┌─ Excerpted records
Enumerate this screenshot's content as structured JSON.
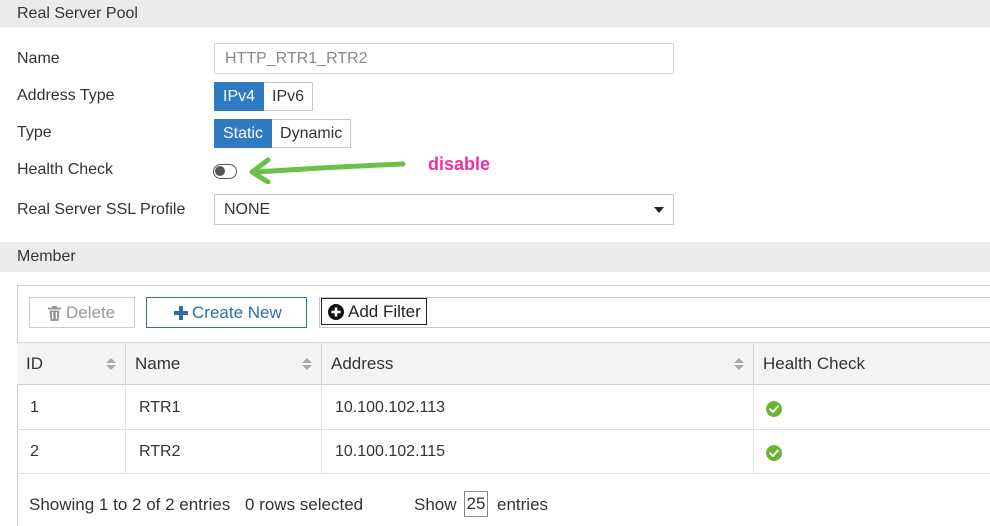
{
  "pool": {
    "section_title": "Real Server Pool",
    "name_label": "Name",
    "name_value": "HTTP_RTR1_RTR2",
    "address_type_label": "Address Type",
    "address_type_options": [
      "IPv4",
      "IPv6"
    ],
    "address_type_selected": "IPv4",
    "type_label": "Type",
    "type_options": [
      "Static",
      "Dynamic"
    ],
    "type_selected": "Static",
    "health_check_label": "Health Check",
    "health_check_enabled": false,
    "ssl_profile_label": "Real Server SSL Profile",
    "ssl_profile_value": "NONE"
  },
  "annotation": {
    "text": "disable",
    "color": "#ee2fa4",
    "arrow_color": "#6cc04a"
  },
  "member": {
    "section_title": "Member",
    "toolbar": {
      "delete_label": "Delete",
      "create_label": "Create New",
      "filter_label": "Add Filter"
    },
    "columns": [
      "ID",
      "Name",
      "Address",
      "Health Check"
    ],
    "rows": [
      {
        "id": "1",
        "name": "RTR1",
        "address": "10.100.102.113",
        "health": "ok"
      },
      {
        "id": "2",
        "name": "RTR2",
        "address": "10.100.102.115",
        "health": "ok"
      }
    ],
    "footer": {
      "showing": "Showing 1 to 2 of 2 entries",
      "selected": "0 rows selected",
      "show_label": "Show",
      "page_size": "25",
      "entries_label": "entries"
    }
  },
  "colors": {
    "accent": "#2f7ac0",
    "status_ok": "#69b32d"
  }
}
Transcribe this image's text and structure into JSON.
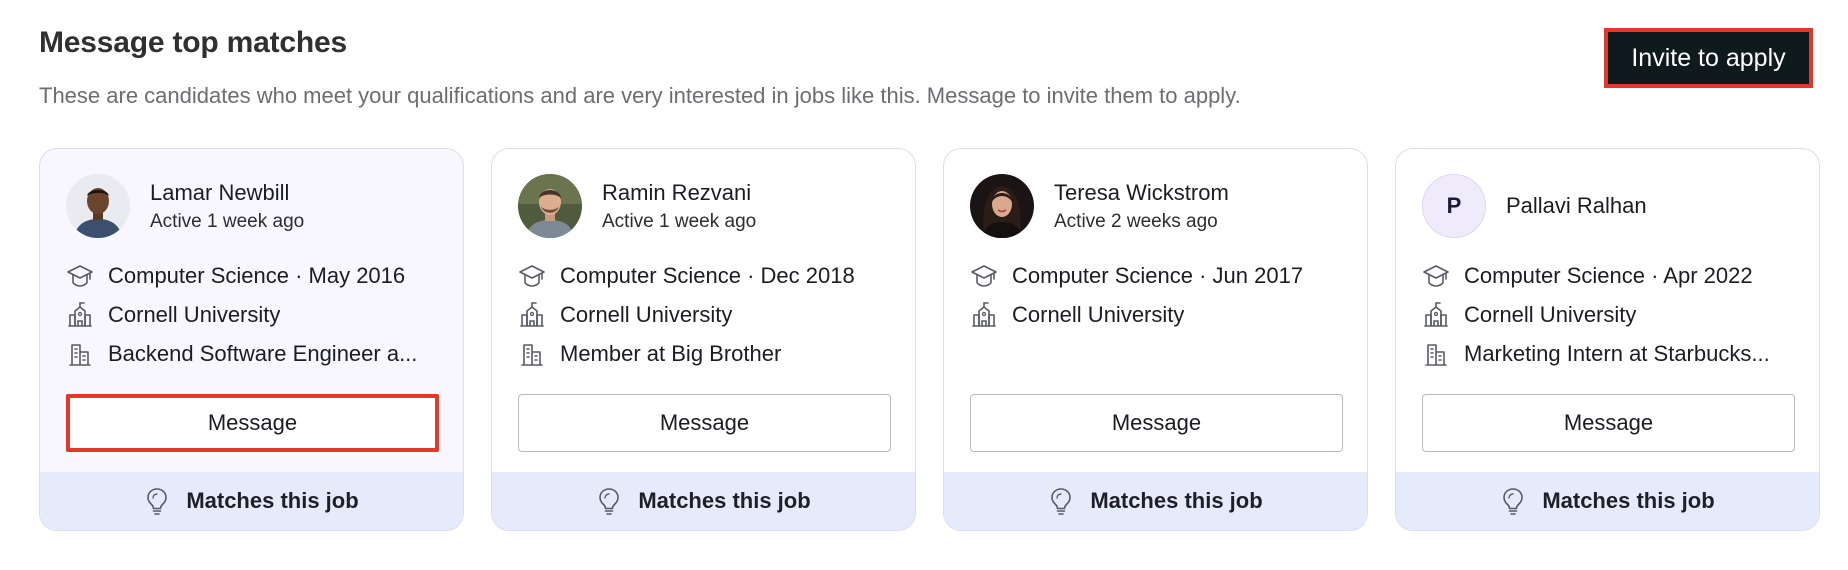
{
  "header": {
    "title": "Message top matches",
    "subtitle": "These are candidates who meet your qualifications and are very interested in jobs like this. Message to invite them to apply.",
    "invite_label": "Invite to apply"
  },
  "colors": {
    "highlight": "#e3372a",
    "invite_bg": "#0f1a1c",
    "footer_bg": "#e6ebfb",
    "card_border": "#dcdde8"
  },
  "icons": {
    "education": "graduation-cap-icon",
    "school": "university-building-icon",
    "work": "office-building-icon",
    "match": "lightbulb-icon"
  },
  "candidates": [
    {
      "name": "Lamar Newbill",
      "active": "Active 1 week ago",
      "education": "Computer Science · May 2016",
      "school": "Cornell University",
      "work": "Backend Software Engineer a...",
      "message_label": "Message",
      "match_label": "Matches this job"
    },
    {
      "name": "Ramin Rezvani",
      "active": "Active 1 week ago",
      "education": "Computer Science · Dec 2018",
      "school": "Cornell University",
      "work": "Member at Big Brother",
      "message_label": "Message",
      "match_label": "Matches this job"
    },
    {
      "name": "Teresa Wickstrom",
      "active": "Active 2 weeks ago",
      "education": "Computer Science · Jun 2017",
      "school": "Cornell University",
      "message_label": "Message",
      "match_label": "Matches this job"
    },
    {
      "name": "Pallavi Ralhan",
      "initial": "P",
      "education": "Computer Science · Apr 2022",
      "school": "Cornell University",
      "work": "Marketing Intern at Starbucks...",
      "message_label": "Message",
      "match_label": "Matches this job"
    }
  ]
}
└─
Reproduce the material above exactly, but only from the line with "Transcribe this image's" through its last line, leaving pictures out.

Answer below:
Transcribe this image's text and structure into JSON.
{
  "header": {
    "title": "Message top matches",
    "subtitle": "These are candidates who meet your qualifications and are very interested in jobs like this. Message to invite them to apply.",
    "invite_label": "Invite to apply"
  },
  "colors": {
    "highlight": "#e3372a",
    "invite_bg": "#0f1a1c",
    "footer_bg": "#e6ebfb",
    "card_border": "#dcdde8"
  },
  "icons": {
    "education": "graduation-cap-icon",
    "school": "university-building-icon",
    "work": "office-building-icon",
    "match": "lightbulb-icon"
  },
  "candidates": [
    {
      "name": "Lamar Newbill",
      "active": "Active 1 week ago",
      "education": "Computer Science · May 2016",
      "school": "Cornell University",
      "work": "Backend Software Engineer a...",
      "message_label": "Message",
      "match_label": "Matches this job"
    },
    {
      "name": "Ramin Rezvani",
      "active": "Active 1 week ago",
      "education": "Computer Science · Dec 2018",
      "school": "Cornell University",
      "work": "Member at Big Brother",
      "message_label": "Message",
      "match_label": "Matches this job"
    },
    {
      "name": "Teresa Wickstrom",
      "active": "Active 2 weeks ago",
      "education": "Computer Science · Jun 2017",
      "school": "Cornell University",
      "message_label": "Message",
      "match_label": "Matches this job"
    },
    {
      "name": "Pallavi Ralhan",
      "initial": "P",
      "education": "Computer Science · Apr 2022",
      "school": "Cornell University",
      "work": "Marketing Intern at Starbucks...",
      "message_label": "Message",
      "match_label": "Matches this job"
    }
  ]
}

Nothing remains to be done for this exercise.